**Records to process**.

--- START ---

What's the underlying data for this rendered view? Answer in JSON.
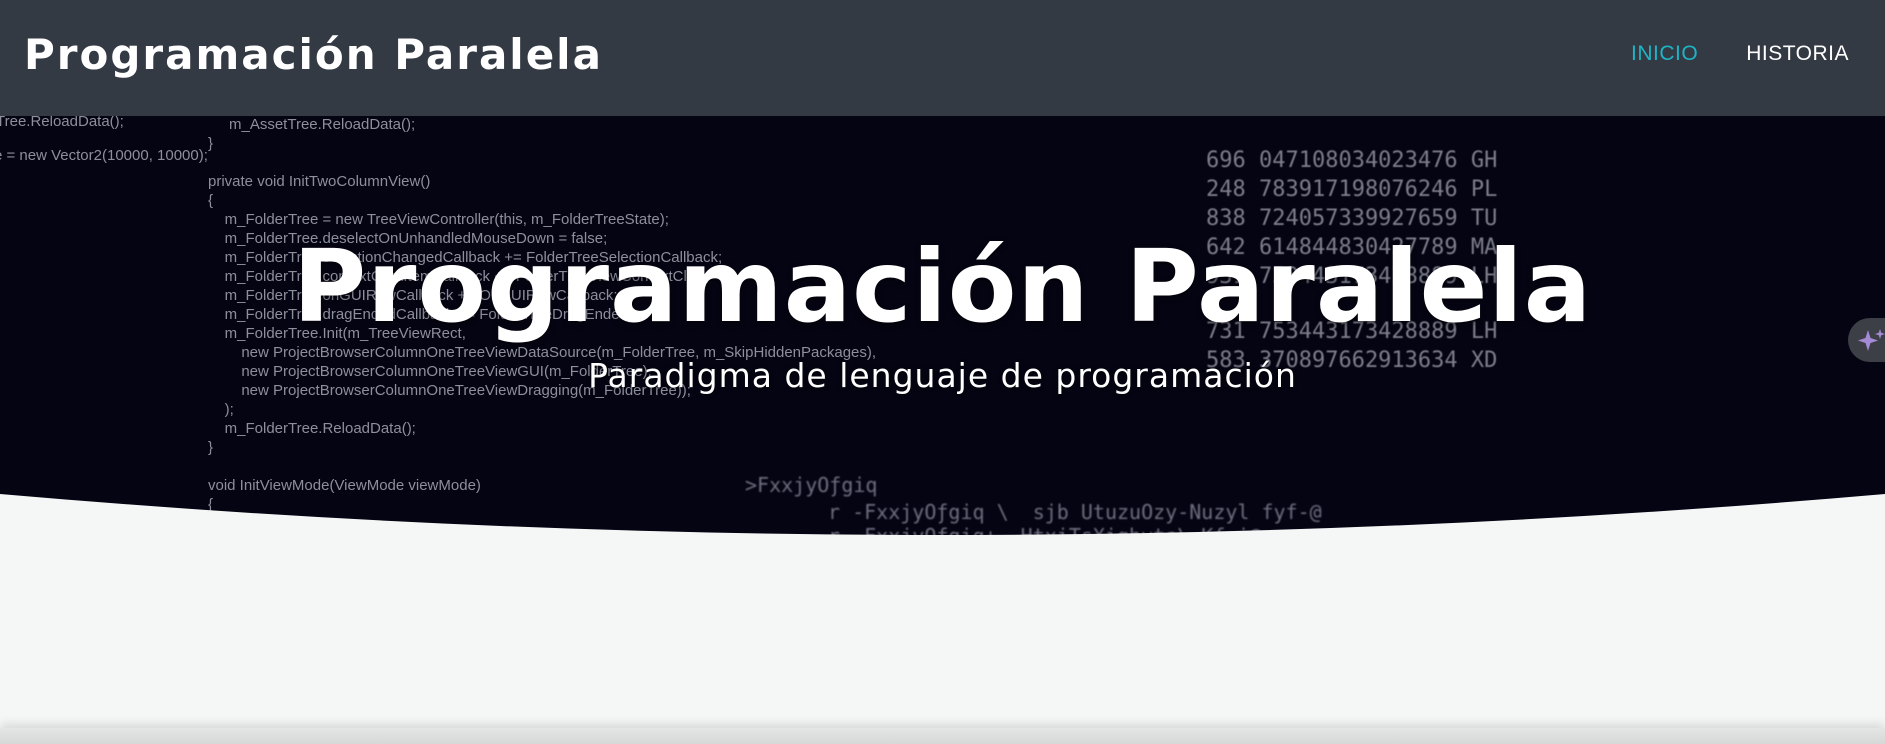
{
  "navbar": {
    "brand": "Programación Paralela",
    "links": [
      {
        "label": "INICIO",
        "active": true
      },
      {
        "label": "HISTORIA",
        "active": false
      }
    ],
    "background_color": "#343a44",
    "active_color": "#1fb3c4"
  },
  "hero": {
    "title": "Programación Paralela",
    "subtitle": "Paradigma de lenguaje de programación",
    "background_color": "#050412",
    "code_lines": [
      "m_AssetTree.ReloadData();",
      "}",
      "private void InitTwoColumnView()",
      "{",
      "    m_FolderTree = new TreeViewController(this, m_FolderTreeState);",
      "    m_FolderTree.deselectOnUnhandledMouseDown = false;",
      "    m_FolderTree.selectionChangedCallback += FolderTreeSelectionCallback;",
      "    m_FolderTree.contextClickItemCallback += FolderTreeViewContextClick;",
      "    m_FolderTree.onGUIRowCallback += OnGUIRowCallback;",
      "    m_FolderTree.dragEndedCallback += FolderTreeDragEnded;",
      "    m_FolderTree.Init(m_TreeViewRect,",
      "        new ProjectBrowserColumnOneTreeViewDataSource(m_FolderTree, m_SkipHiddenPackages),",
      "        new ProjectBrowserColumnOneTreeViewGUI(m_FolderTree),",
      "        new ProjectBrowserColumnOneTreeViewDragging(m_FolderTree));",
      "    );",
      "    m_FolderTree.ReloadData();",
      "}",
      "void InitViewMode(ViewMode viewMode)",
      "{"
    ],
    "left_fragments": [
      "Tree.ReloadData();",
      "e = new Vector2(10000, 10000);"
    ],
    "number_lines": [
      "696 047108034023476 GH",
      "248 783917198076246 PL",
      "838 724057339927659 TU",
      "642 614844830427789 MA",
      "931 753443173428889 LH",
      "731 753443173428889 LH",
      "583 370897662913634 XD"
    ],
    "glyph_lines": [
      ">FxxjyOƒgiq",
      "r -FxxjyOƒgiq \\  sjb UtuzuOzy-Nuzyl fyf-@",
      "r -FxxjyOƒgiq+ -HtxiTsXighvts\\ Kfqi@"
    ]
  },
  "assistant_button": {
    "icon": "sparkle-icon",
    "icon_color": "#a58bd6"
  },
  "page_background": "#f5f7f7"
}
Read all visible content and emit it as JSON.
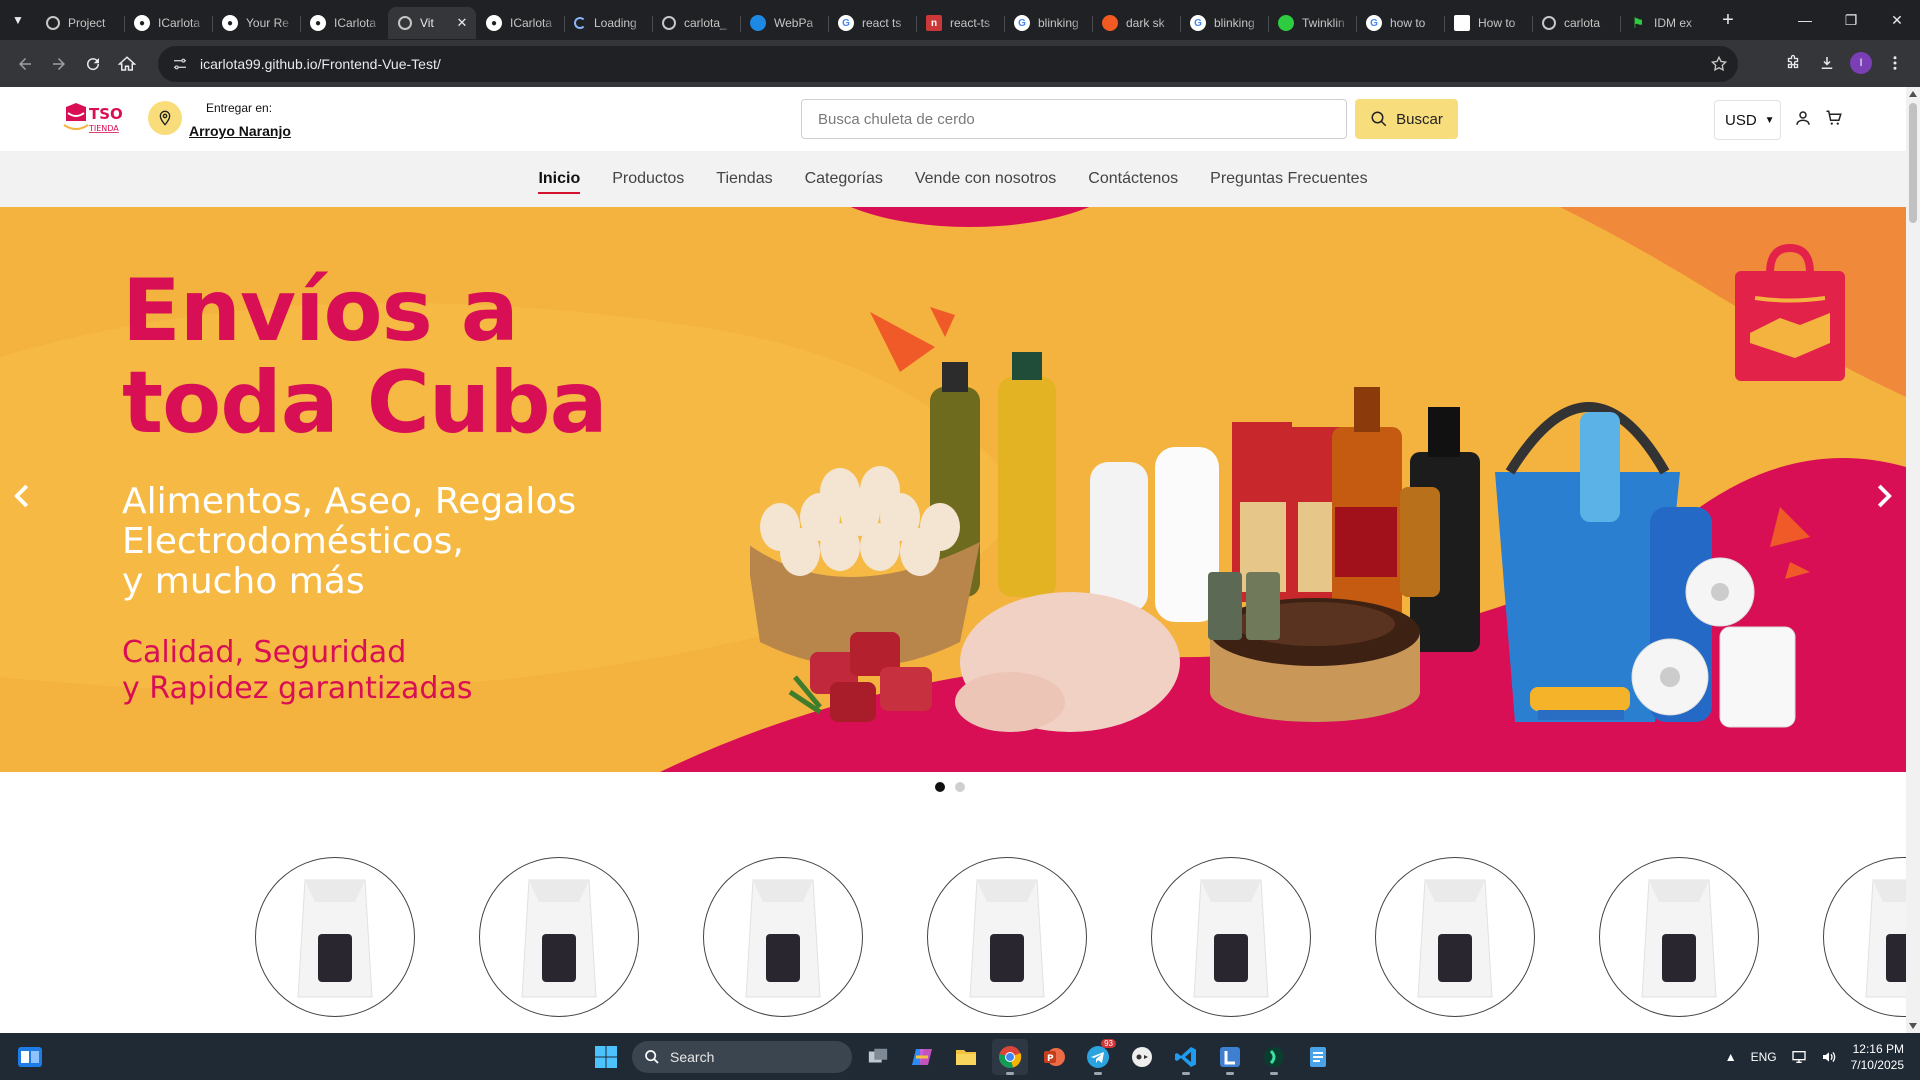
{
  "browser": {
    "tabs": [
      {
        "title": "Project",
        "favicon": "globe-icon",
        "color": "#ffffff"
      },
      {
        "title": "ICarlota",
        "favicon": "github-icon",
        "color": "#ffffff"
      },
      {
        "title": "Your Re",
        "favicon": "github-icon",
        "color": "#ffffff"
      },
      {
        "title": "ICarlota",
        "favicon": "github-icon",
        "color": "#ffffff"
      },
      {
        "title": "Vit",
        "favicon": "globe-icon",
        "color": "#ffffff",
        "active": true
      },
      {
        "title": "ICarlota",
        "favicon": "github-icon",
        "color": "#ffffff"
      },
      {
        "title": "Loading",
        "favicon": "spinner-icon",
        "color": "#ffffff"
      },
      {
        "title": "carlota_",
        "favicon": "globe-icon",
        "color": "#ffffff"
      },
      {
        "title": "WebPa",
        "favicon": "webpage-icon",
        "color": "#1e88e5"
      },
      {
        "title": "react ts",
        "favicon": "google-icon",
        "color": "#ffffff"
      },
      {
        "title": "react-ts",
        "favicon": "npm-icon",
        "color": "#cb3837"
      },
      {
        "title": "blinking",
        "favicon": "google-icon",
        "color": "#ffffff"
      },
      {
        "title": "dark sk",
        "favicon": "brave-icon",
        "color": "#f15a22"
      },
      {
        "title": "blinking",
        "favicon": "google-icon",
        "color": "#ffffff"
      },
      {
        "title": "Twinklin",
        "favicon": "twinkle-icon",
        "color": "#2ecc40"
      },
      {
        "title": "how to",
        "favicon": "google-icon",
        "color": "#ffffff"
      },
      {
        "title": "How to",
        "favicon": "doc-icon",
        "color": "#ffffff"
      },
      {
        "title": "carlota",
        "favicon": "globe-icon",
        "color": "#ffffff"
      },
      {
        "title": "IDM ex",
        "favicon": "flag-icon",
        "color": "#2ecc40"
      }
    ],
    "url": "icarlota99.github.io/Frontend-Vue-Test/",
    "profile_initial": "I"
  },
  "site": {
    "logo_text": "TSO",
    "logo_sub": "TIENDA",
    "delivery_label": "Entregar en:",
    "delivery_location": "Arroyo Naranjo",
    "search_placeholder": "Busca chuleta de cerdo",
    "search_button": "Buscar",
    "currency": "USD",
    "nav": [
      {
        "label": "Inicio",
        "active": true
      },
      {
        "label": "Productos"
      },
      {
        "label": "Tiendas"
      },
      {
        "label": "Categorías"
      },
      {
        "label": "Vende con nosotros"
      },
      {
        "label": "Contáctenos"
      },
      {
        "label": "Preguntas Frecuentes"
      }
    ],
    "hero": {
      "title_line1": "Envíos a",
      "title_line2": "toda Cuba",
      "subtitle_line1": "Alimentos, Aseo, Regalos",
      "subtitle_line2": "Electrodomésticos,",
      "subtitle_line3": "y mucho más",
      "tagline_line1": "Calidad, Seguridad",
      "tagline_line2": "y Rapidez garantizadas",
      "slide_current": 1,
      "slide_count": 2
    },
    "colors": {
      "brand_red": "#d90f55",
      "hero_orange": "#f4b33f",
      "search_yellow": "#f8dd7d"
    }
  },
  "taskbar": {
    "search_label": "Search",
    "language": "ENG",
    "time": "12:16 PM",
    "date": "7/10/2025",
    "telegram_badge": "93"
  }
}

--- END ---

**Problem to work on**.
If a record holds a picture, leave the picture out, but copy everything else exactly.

**Solution for this problem**.
What's the underlying data for this rendered view? Answer in JSON.
{
  "navbar": {
    "brand": "Programación Paralela",
    "links": [
      {
        "label": "INICIO",
        "active": true
      },
      {
        "label": "HISTORIA",
        "active": false
      }
    ],
    "background_color": "#343a44",
    "active_color": "#1fb3c4"
  },
  "hero": {
    "title": "Programación Paralela",
    "subtitle": "Paradigma de lenguaje de programación",
    "background_color": "#050412",
    "code_lines": [
      "m_AssetTree.ReloadData();",
      "}",
      "private void InitTwoColumnView()",
      "{",
      "    m_FolderTree = new TreeViewController(this, m_FolderTreeState);",
      "    m_FolderTree.deselectOnUnhandledMouseDown = false;",
      "    m_FolderTree.selectionChangedCallback += FolderTreeSelectionCallback;",
      "    m_FolderTree.contextClickItemCallback += FolderTreeViewContextClick;",
      "    m_FolderTree.onGUIRowCallback += OnGUIRowCallback;",
      "    m_FolderTree.dragEndedCallback += FolderTreeDragEnded;",
      "    m_FolderTree.Init(m_TreeViewRect,",
      "        new ProjectBrowserColumnOneTreeViewDataSource(m_FolderTree, m_SkipHiddenPackages),",
      "        new ProjectBrowserColumnOneTreeViewGUI(m_FolderTree),",
      "        new ProjectBrowserColumnOneTreeViewDragging(m_FolderTree));",
      "    );",
      "    m_FolderTree.ReloadData();",
      "}",
      "void InitViewMode(ViewMode viewMode)",
      "{"
    ],
    "left_fragments": [
      "Tree.ReloadData();",
      "e = new Vector2(10000, 10000);"
    ],
    "number_lines": [
      "696 047108034023476 GH",
      "248 783917198076246 PL",
      "838 724057339927659 TU",
      "642 614844830427789 MA",
      "931 753443173428889 LH",
      "731 753443173428889 LH",
      "583 370897662913634 XD"
    ],
    "glyph_lines": [
      ">FxxjyOƒgiq",
      "r -FxxjyOƒgiq \\  sjb UtuzuOzy-Nuzyl fyf-@",
      "r -FxxjyOƒgiq+ -HtxiTsXighvts\\ Kfqi@"
    ]
  },
  "assistant_button": {
    "icon": "sparkle-icon",
    "icon_color": "#a58bd6"
  },
  "page_background": "#f5f7f7"
}
Read all visible content and emit it as JSON.
{
  "browser": {
    "tabs": [
      {
        "title": "Project",
        "favicon": "globe-icon",
        "color": "#ffffff"
      },
      {
        "title": "ICarlota",
        "favicon": "github-icon",
        "color": "#ffffff"
      },
      {
        "title": "Your Re",
        "favicon": "github-icon",
        "color": "#ffffff"
      },
      {
        "title": "ICarlota",
        "favicon": "github-icon",
        "color": "#ffffff"
      },
      {
        "title": "Vit",
        "favicon": "globe-icon",
        "color": "#ffffff",
        "active": true
      },
      {
        "title": "ICarlota",
        "favicon": "github-icon",
        "color": "#ffffff"
      },
      {
        "title": "Loading",
        "favicon": "spinner-icon",
        "color": "#ffffff"
      },
      {
        "title": "carlota_",
        "favicon": "globe-icon",
        "color": "#ffffff"
      },
      {
        "title": "WebPa",
        "favicon": "webpage-icon",
        "color": "#1e88e5"
      },
      {
        "title": "react ts",
        "favicon": "google-icon",
        "color": "#ffffff"
      },
      {
        "title": "react-ts",
        "favicon": "npm-icon",
        "color": "#cb3837"
      },
      {
        "title": "blinking",
        "favicon": "google-icon",
        "color": "#ffffff"
      },
      {
        "title": "dark sk",
        "favicon": "brave-icon",
        "color": "#f15a22"
      },
      {
        "title": "blinking",
        "favicon": "google-icon",
        "color": "#ffffff"
      },
      {
        "title": "Twinklin",
        "favicon": "twinkle-icon",
        "color": "#2ecc40"
      },
      {
        "title": "how to",
        "favicon": "google-icon",
        "color": "#ffffff"
      },
      {
        "title": "How to",
        "favicon": "doc-icon",
        "color": "#ffffff"
      },
      {
        "title": "carlota",
        "favicon": "globe-icon",
        "color": "#ffffff"
      },
      {
        "title": "IDM ex",
        "favicon": "flag-icon",
        "color": "#2ecc40"
      }
    ],
    "url": "icarlota99.github.io/Frontend-Vue-Test/",
    "profile_initial": "I"
  },
  "site": {
    "logo_text": "TSO",
    "logo_sub": "TIENDA",
    "delivery_label": "Entregar en:",
    "delivery_location": "Arroyo Naranjo",
    "search_placeholder": "Busca chuleta de cerdo",
    "search_button": "Buscar",
    "currency": "USD",
    "nav": [
      {
        "label": "Inicio",
        "active": true
      },
      {
        "label": "Productos"
      },
      {
        "label": "Tiendas"
      },
      {
        "label": "Categorías"
      },
      {
        "label": "Vende con nosotros"
      },
      {
        "label": "Contáctenos"
      },
      {
        "label": "Preguntas Frecuentes"
      }
    ],
    "hero": {
      "title_line1": "Envíos a",
      "title_line2": "toda Cuba",
      "subtitle_line1": "Alimentos, Aseo, Regalos",
      "subtitle_line2": "Electrodomésticos,",
      "subtitle_line3": "y mucho más",
      "tagline_line1": "Calidad, Seguridad",
      "tagline_line2": "y Rapidez garantizadas",
      "slide_current": 1,
      "slide_count": 2
    },
    "colors": {
      "brand_red": "#d90f55",
      "hero_orange": "#f4b33f",
      "search_yellow": "#f8dd7d"
    }
  },
  "taskbar": {
    "search_label": "Search",
    "language": "ENG",
    "time": "12:16 PM",
    "date": "7/10/2025",
    "telegram_badge": "93"
  }
}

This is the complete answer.